In the end, it all came down to the role of the federal courts. Despite "horrifying torture allegations" Chief Judge Thomas Hogan dismissed claims yesterday by former Afghani and Iraqi prisoners, who sought to hold high level military officials (including former Defense Secretary Donald Rumsfeld) responsible for alleged torture during their detention by U.S. forces.
Hogan had made his skepticism clear during oral arguments in December. Yesterday, he reaffirmed the "inescapable conclusion" that "the Constitution's reach is not so expansive that it encompasses these nonresident aliens who were injured extraterritorially while detained by the military in foreign countries where the United States is engaged in wars."
Hogan said that even though the Supreme Court found that the Guantanamo Bay detainees were within the federal court's jurisdiction, that decision did not apply to these plaintiffs.
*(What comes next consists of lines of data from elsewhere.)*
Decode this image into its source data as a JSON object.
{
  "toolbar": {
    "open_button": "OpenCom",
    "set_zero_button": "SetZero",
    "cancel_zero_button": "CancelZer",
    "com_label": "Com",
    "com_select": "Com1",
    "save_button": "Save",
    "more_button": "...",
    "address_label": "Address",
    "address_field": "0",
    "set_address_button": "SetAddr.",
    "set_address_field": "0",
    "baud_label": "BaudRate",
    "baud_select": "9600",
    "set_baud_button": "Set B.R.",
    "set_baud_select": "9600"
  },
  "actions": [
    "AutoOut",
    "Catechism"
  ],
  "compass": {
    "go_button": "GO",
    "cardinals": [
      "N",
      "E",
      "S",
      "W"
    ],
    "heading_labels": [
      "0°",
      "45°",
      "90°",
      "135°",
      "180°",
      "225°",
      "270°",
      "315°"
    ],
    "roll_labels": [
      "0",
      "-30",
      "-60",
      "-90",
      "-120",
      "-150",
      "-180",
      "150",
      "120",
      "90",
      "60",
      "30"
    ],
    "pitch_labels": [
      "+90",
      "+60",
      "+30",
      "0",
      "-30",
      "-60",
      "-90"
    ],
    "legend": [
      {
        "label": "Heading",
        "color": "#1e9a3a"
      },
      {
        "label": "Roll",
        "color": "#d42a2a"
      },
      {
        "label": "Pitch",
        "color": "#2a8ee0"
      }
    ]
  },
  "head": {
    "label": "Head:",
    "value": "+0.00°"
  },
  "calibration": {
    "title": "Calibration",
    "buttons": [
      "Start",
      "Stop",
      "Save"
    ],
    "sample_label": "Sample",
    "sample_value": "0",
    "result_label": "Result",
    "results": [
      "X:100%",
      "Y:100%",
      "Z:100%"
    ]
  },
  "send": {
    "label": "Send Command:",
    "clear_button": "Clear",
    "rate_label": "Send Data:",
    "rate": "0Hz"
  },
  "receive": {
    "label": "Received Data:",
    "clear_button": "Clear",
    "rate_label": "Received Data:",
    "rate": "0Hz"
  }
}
The reason: because the high court's decision was only looking at the detainees' right to file a habeas petition, not their broader constitutional right to sue in U.S. courts.
The 58-page opinion also made clear that taking on such a case would force the judiciary to cross a clear boundary best reserved for other branches of government. A "legal determination invariably would place the Court in the position of inquiring in to the propriety of specific interrogation techniques...It is at this point of divergence that the judiciary most risks intruding into military and foreign affairs."
At least there's one thing Rummy can smile about.